What this task involves -> What you return should be the full listing, copied exactly and stripped of its pictures.

Records for the task ->
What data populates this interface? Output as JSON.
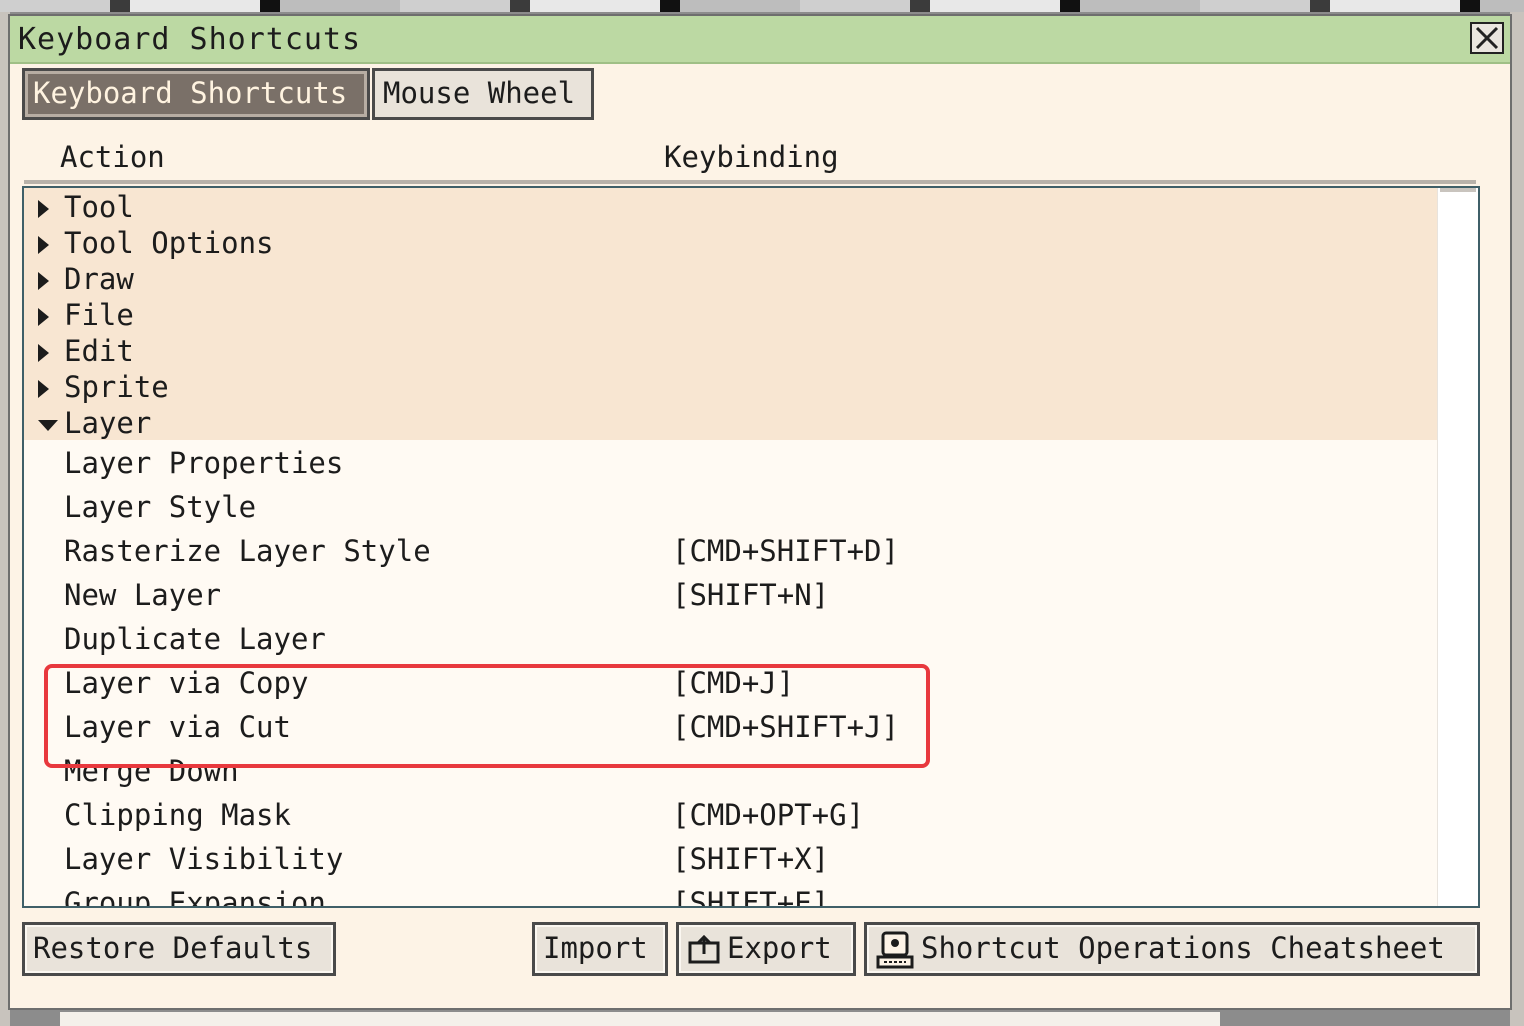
{
  "dialog": {
    "title": "Keyboard Shortcuts"
  },
  "tabs": [
    {
      "label": "Keyboard Shortcuts",
      "active": true
    },
    {
      "label": "Mouse Wheel",
      "active": false
    }
  ],
  "columns": {
    "action": "Action",
    "keybinding": "Keybinding"
  },
  "categories": [
    {
      "label": "Tool",
      "expanded": false
    },
    {
      "label": "Tool Options",
      "expanded": false
    },
    {
      "label": "Draw",
      "expanded": false
    },
    {
      "label": "File",
      "expanded": false
    },
    {
      "label": "Edit",
      "expanded": false
    },
    {
      "label": "Sprite",
      "expanded": false
    },
    {
      "label": "Layer",
      "expanded": true
    }
  ],
  "layer_items": [
    {
      "action": "Layer Properties",
      "key": ""
    },
    {
      "action": "Layer Style",
      "key": ""
    },
    {
      "action": "Rasterize Layer Style",
      "key": "[CMD+SHIFT+D]"
    },
    {
      "action": "New Layer",
      "key": "[SHIFT+N]"
    },
    {
      "action": "Duplicate Layer",
      "key": ""
    },
    {
      "action": "Layer via Copy",
      "key": "[CMD+J]"
    },
    {
      "action": "Layer via Cut",
      "key": "[CMD+SHIFT+J]"
    },
    {
      "action": "Merge Down",
      "key": ""
    },
    {
      "action": "Clipping Mask",
      "key": "[CMD+OPT+G]"
    },
    {
      "action": "Layer Visibility",
      "key": "[SHIFT+X]"
    },
    {
      "action": "Group Expansion",
      "key": "[SHIFT+E]"
    }
  ],
  "footer": {
    "restore": "Restore Defaults",
    "import": "Import",
    "export": "Export",
    "cheatsheet": "Shortcut Operations Cheatsheet"
  },
  "colors": {
    "titlebar": "#bcd9a3",
    "highlight": "#e8383d",
    "active_tab": "#7a7068"
  },
  "icons": {
    "close": "close-icon",
    "export": "export-icon",
    "cheatsheet": "keyboard-person-icon"
  }
}
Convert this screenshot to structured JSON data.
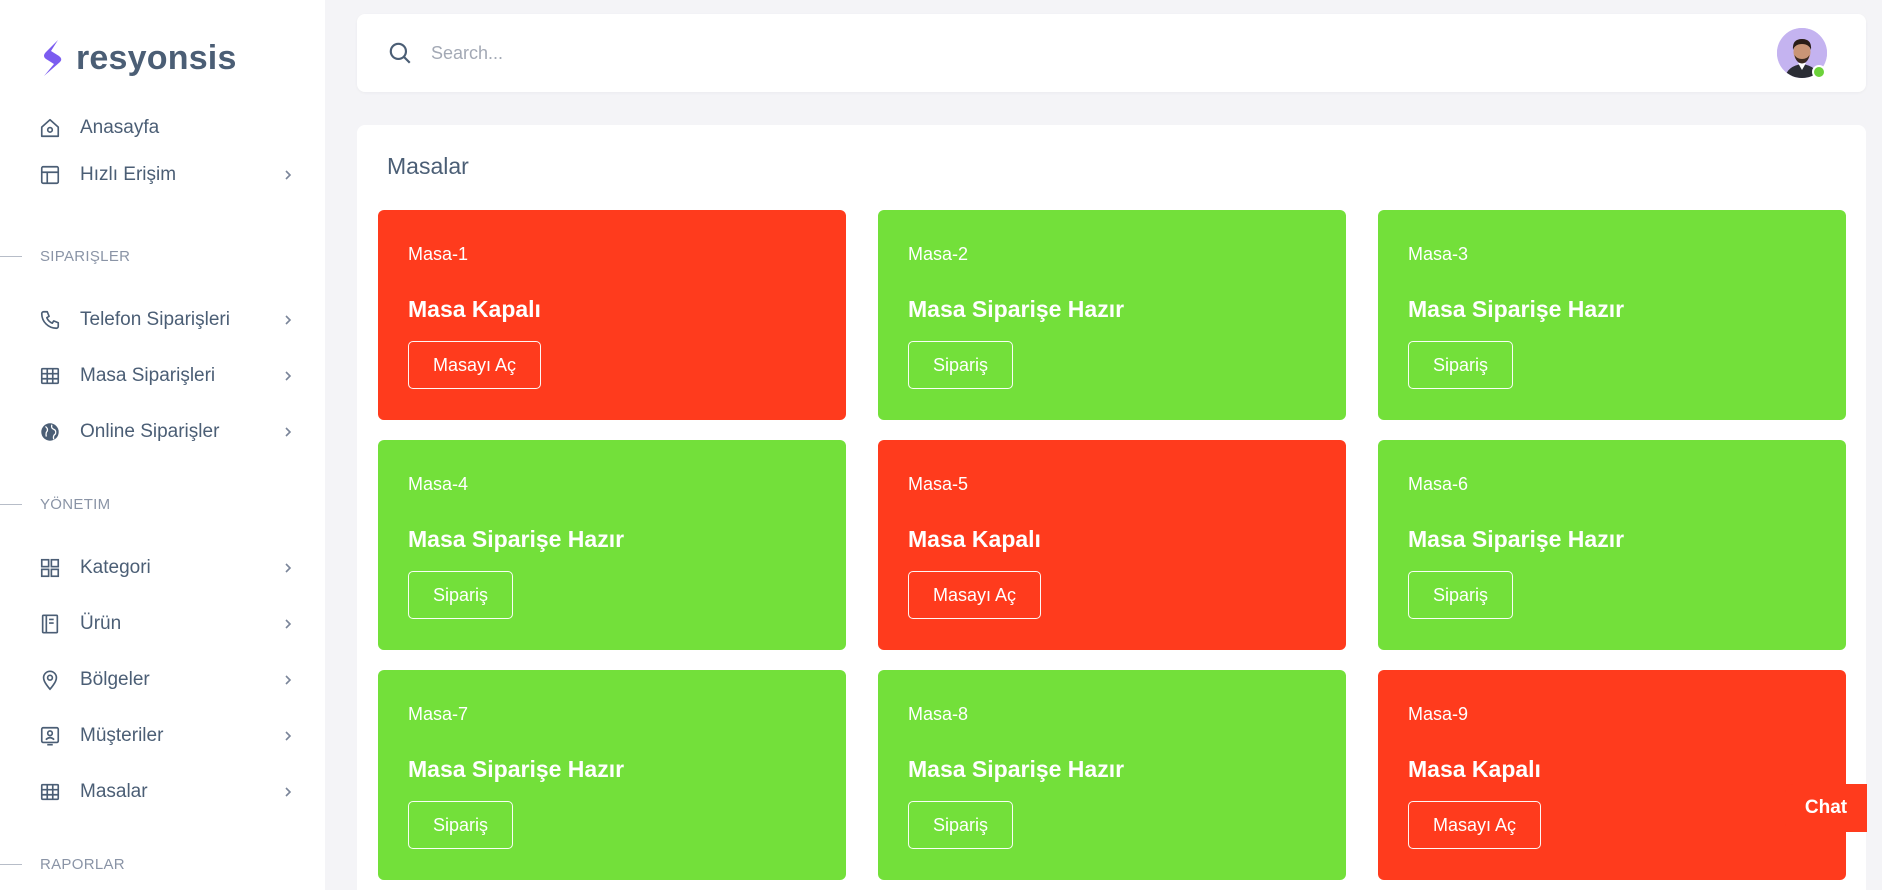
{
  "brand": {
    "name": "resyonsis"
  },
  "sidebar": {
    "items_top": [
      {
        "label": "Anasayfa",
        "icon": "home-icon",
        "chevron": false
      },
      {
        "label": "Hızlı Erişim",
        "icon": "layout-icon",
        "chevron": true
      }
    ],
    "section_orders": "SIPARIŞLER",
    "items_orders": [
      {
        "label": "Telefon Siparişleri",
        "icon": "phone-icon",
        "chevron": true
      },
      {
        "label": "Masa Siparişleri",
        "icon": "table-icon",
        "chevron": true
      },
      {
        "label": "Online Siparişler",
        "icon": "globe-icon",
        "chevron": true
      }
    ],
    "section_admin": "YÖNETIM",
    "items_admin": [
      {
        "label": "Kategori",
        "icon": "grid-icon",
        "chevron": true
      },
      {
        "label": "Ürün",
        "icon": "notebook-icon",
        "chevron": true
      },
      {
        "label": "Bölgeler",
        "icon": "map-pin-icon",
        "chevron": true
      },
      {
        "label": "Müşteriler",
        "icon": "contact-icon",
        "chevron": true
      },
      {
        "label": "Masalar",
        "icon": "table-icon",
        "chevron": true
      }
    ],
    "section_reports": "RAPORLAR"
  },
  "header": {
    "search_placeholder": "Search..."
  },
  "main": {
    "title": "Masalar",
    "tables": [
      {
        "name": "Masa-1",
        "status": "Masa Kapalı",
        "button": "Masayı Aç",
        "state": "closed"
      },
      {
        "name": "Masa-2",
        "status": "Masa Siparişe Hazır",
        "button": "Sipariş",
        "state": "ready"
      },
      {
        "name": "Masa-3",
        "status": "Masa Siparişe Hazır",
        "button": "Sipariş",
        "state": "ready"
      },
      {
        "name": "Masa-4",
        "status": "Masa Siparişe Hazır",
        "button": "Sipariş",
        "state": "ready"
      },
      {
        "name": "Masa-5",
        "status": "Masa Kapalı",
        "button": "Masayı Aç",
        "state": "closed"
      },
      {
        "name": "Masa-6",
        "status": "Masa Siparişe Hazır",
        "button": "Sipariş",
        "state": "ready"
      },
      {
        "name": "Masa-7",
        "status": "Masa Siparişe Hazır",
        "button": "Sipariş",
        "state": "ready"
      },
      {
        "name": "Masa-8",
        "status": "Masa Siparişe Hazır",
        "button": "Sipariş",
        "state": "ready"
      },
      {
        "name": "Masa-9",
        "status": "Masa Kapalı",
        "button": "Masayı Aç",
        "state": "closed"
      }
    ]
  },
  "chat": {
    "label": "Chat"
  },
  "colors": {
    "closed": "#ff3b1d",
    "ready": "#73e03a",
    "brand": "#7b5cf0",
    "text": "#4b5e75"
  }
}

Solution ->
What data populates this interface? Output as JSON.
{
  "dialog": {
    "title": "Keyboard Shortcuts"
  },
  "tabs": [
    {
      "label": "Keyboard Shortcuts",
      "active": true
    },
    {
      "label": "Mouse Wheel",
      "active": false
    }
  ],
  "columns": {
    "action": "Action",
    "keybinding": "Keybinding"
  },
  "categories": [
    {
      "label": "Tool",
      "expanded": false
    },
    {
      "label": "Tool Options",
      "expanded": false
    },
    {
      "label": "Draw",
      "expanded": false
    },
    {
      "label": "File",
      "expanded": false
    },
    {
      "label": "Edit",
      "expanded": false
    },
    {
      "label": "Sprite",
      "expanded": false
    },
    {
      "label": "Layer",
      "expanded": true
    }
  ],
  "layer_items": [
    {
      "action": "Layer Properties",
      "key": ""
    },
    {
      "action": "Layer Style",
      "key": ""
    },
    {
      "action": "Rasterize Layer Style",
      "key": "[CMD+SHIFT+D]"
    },
    {
      "action": "New Layer",
      "key": "[SHIFT+N]"
    },
    {
      "action": "Duplicate Layer",
      "key": ""
    },
    {
      "action": "Layer via Copy",
      "key": "[CMD+J]"
    },
    {
      "action": "Layer via Cut",
      "key": "[CMD+SHIFT+J]"
    },
    {
      "action": "Merge Down",
      "key": ""
    },
    {
      "action": "Clipping Mask",
      "key": "[CMD+OPT+G]"
    },
    {
      "action": "Layer Visibility",
      "key": "[SHIFT+X]"
    },
    {
      "action": "Group Expansion",
      "key": "[SHIFT+E]"
    }
  ],
  "footer": {
    "restore": "Restore Defaults",
    "import": "Import",
    "export": "Export",
    "cheatsheet": "Shortcut Operations Cheatsheet"
  },
  "colors": {
    "titlebar": "#bcd9a3",
    "highlight": "#e8383d",
    "active_tab": "#7a7068"
  },
  "icons": {
    "close": "close-icon",
    "export": "export-icon",
    "cheatsheet": "keyboard-person-icon"
  }
}
Convert this screenshot to structured JSON data.
{
  "brand": {
    "name": "resyonsis"
  },
  "sidebar": {
    "items_top": [
      {
        "label": "Anasayfa",
        "icon": "home-icon",
        "chevron": false
      },
      {
        "label": "Hızlı Erişim",
        "icon": "layout-icon",
        "chevron": true
      }
    ],
    "section_orders": "SIPARIŞLER",
    "items_orders": [
      {
        "label": "Telefon Siparişleri",
        "icon": "phone-icon",
        "chevron": true
      },
      {
        "label": "Masa Siparişleri",
        "icon": "table-icon",
        "chevron": true
      },
      {
        "label": "Online Siparişler",
        "icon": "globe-icon",
        "chevron": true
      }
    ],
    "section_admin": "YÖNETIM",
    "items_admin": [
      {
        "label": "Kategori",
        "icon": "grid-icon",
        "chevron": true
      },
      {
        "label": "Ürün",
        "icon": "notebook-icon",
        "chevron": true
      },
      {
        "label": "Bölgeler",
        "icon": "map-pin-icon",
        "chevron": true
      },
      {
        "label": "Müşteriler",
        "icon": "contact-icon",
        "chevron": true
      },
      {
        "label": "Masalar",
        "icon": "table-icon",
        "chevron": true
      }
    ],
    "section_reports": "RAPORLAR"
  },
  "header": {
    "search_placeholder": "Search..."
  },
  "main": {
    "title": "Masalar",
    "tables": [
      {
        "name": "Masa-1",
        "status": "Masa Kapalı",
        "button": "Masayı Aç",
        "state": "closed"
      },
      {
        "name": "Masa-2",
        "status": "Masa Siparişe Hazır",
        "button": "Sipariş",
        "state": "ready"
      },
      {
        "name": "Masa-3",
        "status": "Masa Siparişe Hazır",
        "button": "Sipariş",
        "state": "ready"
      },
      {
        "name": "Masa-4",
        "status": "Masa Siparişe Hazır",
        "button": "Sipariş",
        "state": "ready"
      },
      {
        "name": "Masa-5",
        "status": "Masa Kapalı",
        "button": "Masayı Aç",
        "state": "closed"
      },
      {
        "name": "Masa-6",
        "status": "Masa Siparişe Hazır",
        "button": "Sipariş",
        "state": "ready"
      },
      {
        "name": "Masa-7",
        "status": "Masa Siparişe Hazır",
        "button": "Sipariş",
        "state": "ready"
      },
      {
        "name": "Masa-8",
        "status": "Masa Siparişe Hazır",
        "button": "Sipariş",
        "state": "ready"
      },
      {
        "name": "Masa-9",
        "status": "Masa Kapalı",
        "button": "Masayı Aç",
        "state": "closed"
      }
    ]
  },
  "chat": {
    "label": "Chat"
  },
  "colors": {
    "closed": "#ff3b1d",
    "ready": "#73e03a",
    "brand": "#7b5cf0",
    "text": "#4b5e75"
  }
}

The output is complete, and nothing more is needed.